BMJ 1996; 312 doi: http://dx.doi.org/10.1136/bmj.312.7039.1169a (Published 04 May 1996) Cite this as: BMJ 1996;312:1169
  1. Peter Dormer

    Howard Greenfield Marion Boyars, £12.95, pp 310 ISBN 0 7145 3006 9

    Albert Barnes MD was an American monster who collected art on a grand scale and turned famous scholars and young academics into milksops. Barnes became the Richard Nixon of an art world which he terrorised from his infamous Barnes Foundation in Philadelphia.

    Barnes (1870-1951) was a doctor who did not practise because it would have taken him too long to make money from the profession. He made his millions quickly from manufacturing Argyrol, a silver compound based antiseptic which he and a German chemist invented. Having made his pile he started buying art. He bought Renoirs by the armful and he was the first man to see merit in the agonised paintings of the Lithuanian artist Chaim Soutine.

    Barnes quarelled with everyone: the University of Pennsylvania, the Philadelphia Museum, the press, and anyone who disagreed with him. He relentlessly rubbished his critics by publishing childishly vituperative letters or condemnatory pamphlets. The endlessness of the rows recorded in this unofficial biography becomes monotonous.

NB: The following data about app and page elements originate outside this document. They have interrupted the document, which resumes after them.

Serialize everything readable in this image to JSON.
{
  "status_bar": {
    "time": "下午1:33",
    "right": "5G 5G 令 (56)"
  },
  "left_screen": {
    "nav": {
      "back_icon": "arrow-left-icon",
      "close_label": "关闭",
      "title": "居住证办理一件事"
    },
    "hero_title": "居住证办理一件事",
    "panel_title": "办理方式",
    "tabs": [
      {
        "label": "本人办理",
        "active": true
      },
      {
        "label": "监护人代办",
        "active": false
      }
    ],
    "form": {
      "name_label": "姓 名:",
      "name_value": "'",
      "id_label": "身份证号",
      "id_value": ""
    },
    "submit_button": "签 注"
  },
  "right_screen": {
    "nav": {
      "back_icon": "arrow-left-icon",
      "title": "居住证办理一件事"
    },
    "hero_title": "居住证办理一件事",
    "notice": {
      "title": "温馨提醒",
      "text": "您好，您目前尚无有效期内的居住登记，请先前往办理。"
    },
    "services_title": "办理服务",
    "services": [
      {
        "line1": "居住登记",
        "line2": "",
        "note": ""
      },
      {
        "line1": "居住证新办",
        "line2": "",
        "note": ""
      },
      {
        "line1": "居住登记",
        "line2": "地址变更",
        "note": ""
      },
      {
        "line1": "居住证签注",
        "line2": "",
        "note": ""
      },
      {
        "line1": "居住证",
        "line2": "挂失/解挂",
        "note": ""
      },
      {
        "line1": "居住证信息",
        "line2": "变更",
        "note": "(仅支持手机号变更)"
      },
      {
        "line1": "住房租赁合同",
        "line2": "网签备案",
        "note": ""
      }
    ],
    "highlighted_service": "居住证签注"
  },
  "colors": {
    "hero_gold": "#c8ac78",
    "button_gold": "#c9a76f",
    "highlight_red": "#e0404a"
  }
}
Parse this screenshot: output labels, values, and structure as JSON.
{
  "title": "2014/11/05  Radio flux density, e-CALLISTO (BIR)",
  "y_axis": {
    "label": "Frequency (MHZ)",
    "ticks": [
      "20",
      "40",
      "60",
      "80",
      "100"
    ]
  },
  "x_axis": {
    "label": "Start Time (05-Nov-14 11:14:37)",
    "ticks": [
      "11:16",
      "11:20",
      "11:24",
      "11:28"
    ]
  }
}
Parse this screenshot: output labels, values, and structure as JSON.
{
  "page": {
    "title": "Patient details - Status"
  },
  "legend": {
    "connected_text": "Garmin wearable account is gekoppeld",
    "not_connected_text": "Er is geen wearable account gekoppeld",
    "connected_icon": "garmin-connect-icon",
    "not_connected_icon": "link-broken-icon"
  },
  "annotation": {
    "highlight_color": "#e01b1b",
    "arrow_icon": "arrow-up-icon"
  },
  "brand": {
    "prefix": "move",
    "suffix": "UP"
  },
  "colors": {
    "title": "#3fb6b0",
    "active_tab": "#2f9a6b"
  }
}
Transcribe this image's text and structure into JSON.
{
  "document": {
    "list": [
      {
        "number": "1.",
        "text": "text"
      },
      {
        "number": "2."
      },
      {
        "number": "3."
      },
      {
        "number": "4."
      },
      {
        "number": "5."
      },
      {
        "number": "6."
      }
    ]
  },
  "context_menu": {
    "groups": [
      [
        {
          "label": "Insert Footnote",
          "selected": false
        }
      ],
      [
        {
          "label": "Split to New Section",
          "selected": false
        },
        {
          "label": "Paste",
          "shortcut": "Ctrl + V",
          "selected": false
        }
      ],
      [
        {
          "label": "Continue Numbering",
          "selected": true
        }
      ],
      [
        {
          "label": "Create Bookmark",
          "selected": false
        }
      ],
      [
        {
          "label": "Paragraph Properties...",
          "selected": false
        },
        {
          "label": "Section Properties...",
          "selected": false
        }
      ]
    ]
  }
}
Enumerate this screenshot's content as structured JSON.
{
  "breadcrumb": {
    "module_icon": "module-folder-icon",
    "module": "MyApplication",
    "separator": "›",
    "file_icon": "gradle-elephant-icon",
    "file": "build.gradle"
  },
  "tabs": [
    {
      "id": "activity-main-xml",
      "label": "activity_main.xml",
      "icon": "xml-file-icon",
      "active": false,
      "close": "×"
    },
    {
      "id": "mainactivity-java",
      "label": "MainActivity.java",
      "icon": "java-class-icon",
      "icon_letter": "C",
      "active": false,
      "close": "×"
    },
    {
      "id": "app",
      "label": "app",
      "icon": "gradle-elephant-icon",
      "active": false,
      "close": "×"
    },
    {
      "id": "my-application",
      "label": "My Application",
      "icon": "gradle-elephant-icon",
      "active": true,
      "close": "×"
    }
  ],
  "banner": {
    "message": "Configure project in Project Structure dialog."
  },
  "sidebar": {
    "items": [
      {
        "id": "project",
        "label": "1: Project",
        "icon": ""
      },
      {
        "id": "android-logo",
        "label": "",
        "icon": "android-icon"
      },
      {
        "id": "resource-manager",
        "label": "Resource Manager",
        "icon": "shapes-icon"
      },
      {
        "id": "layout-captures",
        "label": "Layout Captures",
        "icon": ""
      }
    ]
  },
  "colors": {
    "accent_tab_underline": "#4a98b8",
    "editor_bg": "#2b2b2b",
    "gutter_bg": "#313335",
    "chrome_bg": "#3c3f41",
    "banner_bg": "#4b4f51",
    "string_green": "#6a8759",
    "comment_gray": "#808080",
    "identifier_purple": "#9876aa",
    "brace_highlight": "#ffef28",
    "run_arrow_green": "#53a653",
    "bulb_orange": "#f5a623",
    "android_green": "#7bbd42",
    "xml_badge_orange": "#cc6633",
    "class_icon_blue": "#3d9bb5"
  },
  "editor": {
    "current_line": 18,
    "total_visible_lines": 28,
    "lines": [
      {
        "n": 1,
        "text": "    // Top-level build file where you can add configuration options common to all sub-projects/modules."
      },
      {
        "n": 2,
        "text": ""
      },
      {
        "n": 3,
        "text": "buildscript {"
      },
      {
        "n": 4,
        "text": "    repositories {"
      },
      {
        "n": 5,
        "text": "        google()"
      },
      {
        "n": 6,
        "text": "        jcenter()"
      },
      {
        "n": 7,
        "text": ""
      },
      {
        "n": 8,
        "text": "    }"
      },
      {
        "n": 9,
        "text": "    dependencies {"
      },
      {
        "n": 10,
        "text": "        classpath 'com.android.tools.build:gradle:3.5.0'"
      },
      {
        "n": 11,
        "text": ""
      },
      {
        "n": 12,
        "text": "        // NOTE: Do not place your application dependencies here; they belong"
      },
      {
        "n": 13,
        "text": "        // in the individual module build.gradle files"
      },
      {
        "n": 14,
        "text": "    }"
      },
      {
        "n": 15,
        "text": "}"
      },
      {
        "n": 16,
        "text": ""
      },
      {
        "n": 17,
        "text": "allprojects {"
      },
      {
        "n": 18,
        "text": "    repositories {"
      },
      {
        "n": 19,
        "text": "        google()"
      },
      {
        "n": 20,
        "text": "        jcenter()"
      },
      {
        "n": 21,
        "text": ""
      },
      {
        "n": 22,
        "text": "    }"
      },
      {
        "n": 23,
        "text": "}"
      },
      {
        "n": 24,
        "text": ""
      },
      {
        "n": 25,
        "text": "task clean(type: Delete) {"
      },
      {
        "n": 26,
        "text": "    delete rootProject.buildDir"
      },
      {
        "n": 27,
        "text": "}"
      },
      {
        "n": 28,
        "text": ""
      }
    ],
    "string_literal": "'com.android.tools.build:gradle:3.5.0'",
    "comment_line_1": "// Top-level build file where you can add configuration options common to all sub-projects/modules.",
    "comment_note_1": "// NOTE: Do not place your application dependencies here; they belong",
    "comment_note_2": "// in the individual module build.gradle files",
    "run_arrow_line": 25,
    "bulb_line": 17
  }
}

    Naturally Barnes was unacceptable to Philadelphian society, and he returned the feelings with interest. When he turned his art collection into an educational foundation he ensured that no one with “connections” got through the door. The best chance of seeing the paintings or enrolling as a student on one of Barnes's quixotic courses was to be poor or semi literate or black—and to have read one of Barnes's books.

    Barnes championed the black community but also played a racist card when it suited him. When a building developer proposed erecting 20 houses near the foundation buildings, Barnes told the city that if this was allowed he would empty the foundation of its paintings and turn it into a black college. He counted on the occupants of the grand suburb in which the foundation is located rising in alarm in fear of a black slum.

    The claim that Barnes had developed a science of art appreciation is not explained in The Devil and Dr Barnes, which is unfortunate because this was Barnes's big idea and the theory behind it should have been summarised by the author. The science seems to have let Barnes down from time to time because the collection is patchy: it does not take your breath away like the mind dazzling Frick collection in New York.

    Much is made of the fact that Barnes was a lifelong friend of the American scholar John Dewey. Barnes turned Dewey, allegedly of independent mind, into his mouthpiece. Bertrand Russell is also revealed as a paper tiger in Barnes's presence. Russell was appointed by Barnes in 1940 to give a series of lectures. So intimidated was the great freethinker by the bully Barnes that he was in a panic whenever he thought he had displeased his employer. In the end Barnes got rid of him anyway. Russell, however, was at least able to turn his lectures into a bestselling book: The History Of Western Philosophy.

    Despite the several acts of generosity recorded in this book Barnes was a thoroughly nasty man; one young academic, first raised by Barnes and then damned by him, found himself eventually in front of the House Un-American Activities Committee in Washington in 1953. Barnes had been dead two years, but it was his hands that had set the process in motion. Thank heavens he did not use those hands in the service of medicine.—PETER DORMER, journalist and author, London